2.   The Platform shall establish appropriate cooperation with Eurofound and EU-OSHA.

Article 10

Reimbursement of expenses

The Commission shall reimburse travel and, where appropriate, subsistence expenses for members, alternates, observers and invited experts in connection with the Platform's activities.

The members, alternates, observers and invited experts shall not be remunerated for the services they render.

Article 11

Financial support

The global resources for the implementation of this Decision shall be established within the framework of EaSI. The Commission shall manage the financial resources of EaSI that are dedicated to the Platform in a transparent and efficient way.

CHAPTER IV

FINAL PROVISIONS

Article 12

Review

By 13 March 2020, the Commission shall, after consulting the Platform, submit a report on the application and the added value of this Decision to the European Parliament, the Council, the European Economic and Social Committee and the Committee of the Regions, and shall propose, where appropriate, necessary amendments. The report shall, in particular, assess to what extent the Platform has contributed to the achievement of the objectives set out in Article 4, fulfilled its mission as set out in Article 5, carried out the activities set out in Article 6 and addressed the priorities set out in its work programmes.
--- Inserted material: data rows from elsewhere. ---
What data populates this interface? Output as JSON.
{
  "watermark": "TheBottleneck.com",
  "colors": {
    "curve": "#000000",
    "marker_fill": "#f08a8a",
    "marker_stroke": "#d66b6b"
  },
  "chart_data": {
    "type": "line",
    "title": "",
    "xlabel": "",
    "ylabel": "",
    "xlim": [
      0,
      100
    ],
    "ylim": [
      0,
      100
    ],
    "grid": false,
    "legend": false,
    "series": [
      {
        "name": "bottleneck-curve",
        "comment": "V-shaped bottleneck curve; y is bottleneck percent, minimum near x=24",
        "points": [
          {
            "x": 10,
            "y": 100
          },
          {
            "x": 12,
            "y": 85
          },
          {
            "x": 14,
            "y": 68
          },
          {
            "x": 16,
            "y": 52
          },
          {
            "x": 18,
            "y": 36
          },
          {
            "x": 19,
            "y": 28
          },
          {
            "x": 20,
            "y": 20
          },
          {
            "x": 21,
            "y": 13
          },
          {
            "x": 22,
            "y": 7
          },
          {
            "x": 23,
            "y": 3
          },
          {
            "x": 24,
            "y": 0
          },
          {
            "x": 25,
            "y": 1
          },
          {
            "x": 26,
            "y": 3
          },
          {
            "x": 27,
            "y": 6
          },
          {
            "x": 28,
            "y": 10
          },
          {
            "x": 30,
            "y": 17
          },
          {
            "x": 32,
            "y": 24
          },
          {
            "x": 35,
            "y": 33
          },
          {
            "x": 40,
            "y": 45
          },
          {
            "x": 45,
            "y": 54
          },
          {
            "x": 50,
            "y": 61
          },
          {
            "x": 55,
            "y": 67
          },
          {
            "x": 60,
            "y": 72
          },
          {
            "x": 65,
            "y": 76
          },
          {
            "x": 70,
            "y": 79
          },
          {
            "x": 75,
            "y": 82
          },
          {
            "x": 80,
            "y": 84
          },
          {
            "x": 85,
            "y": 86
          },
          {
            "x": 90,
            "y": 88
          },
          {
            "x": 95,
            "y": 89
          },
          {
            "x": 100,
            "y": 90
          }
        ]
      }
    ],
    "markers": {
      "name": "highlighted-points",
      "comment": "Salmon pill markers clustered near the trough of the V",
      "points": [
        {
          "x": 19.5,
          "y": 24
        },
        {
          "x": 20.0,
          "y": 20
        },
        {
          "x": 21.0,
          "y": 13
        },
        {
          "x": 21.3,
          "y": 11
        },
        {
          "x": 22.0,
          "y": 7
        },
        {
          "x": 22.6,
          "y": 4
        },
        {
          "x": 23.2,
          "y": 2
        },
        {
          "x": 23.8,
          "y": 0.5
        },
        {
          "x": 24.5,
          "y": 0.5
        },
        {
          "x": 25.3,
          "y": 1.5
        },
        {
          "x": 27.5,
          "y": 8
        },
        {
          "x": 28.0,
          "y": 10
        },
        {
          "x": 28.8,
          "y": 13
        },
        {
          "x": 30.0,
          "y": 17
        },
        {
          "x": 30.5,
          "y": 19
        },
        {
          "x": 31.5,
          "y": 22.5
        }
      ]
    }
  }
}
The Commission shall submit proposals relating to the functioning of the Platform if appropriate.

Article 13

Addressees

This Decision is addressed to the Member States.

Article 14

Entry into force

This Decision shall enter into force on the day following that of its publication in the Official Journal of the European Union.

Done at Strasbourg, 9 March 2016.

For the European Parliament

The President

M. SCHULZ

For the Council

The President

J.A. HENNIS-PLASSCHAERT


(1)  OJ C 458, 19.12.2014, p. 43.

(2)  OJ C 415, 20.11.2014, p. 37.

(3)  Position of the European Parliament of 2 February 2016 (not yet published in the Official Journal) and decision of the Council of 24 February 2016.

(4)  Council Decision (EU) 2015/1848 of 5 October 2015 on guidelines for the employment policies of the Member States for 2015 (OJ L 268, 15.10.2015, p. 28).

(5)  Regulation (EC) No 45/2001 of the European Parliament and of the Council of 18 December 2000 on the protection of individuals with regard to the processing of personal data by the Community institutions and bodies and on the free movement of such data (OJ L 8, 12.1.2001, p. 1).

(6)  Directive 95/46/EC of the European Parliament and of the Council of 24 October 1995 on the protection of individuals with regard to the processing of personal data and on the free movement of such data (OJ L 281, 23.11.1995, p. 31).

(7)  Regulation (EU) No 1024/2012 of the European Parliament and of the Council of 25 October 2012 on administrative cooperation through the Internal Market Information System and repealing Commission Decision 2008/49/EC (‘the IMI Regulation’) (OJ L 316, 14.11.2012, p. 1).


Top